:: Work item ::
Could you please return each line of the data that has the word "text"?
——
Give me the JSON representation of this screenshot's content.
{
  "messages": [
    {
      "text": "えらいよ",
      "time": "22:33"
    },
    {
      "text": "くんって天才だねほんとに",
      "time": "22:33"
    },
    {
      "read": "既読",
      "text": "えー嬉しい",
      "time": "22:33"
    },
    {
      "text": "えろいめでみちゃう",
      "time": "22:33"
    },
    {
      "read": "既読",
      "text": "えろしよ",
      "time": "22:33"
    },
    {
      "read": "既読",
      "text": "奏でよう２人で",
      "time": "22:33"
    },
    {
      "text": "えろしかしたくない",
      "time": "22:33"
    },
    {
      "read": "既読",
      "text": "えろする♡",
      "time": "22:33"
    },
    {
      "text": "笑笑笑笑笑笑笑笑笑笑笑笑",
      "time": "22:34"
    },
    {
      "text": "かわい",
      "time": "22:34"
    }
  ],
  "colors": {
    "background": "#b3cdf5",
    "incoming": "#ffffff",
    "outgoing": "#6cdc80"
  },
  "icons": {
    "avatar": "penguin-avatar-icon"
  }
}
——
:: Reply to the exercise ::
      "text": "えらいよ",
      "text": "くんって天才だねほんとに",
      "text": "えー嬉しい",
      "text": "えろいめでみちゃう",
      "text": "えろしよ",
      "text": "奏でよう２人で",
      "text": "えろしかしたくない",
      "text": "えろする♡",
      "text": "笑笑笑笑笑笑笑笑笑笑笑笑",
      "text": "かわい",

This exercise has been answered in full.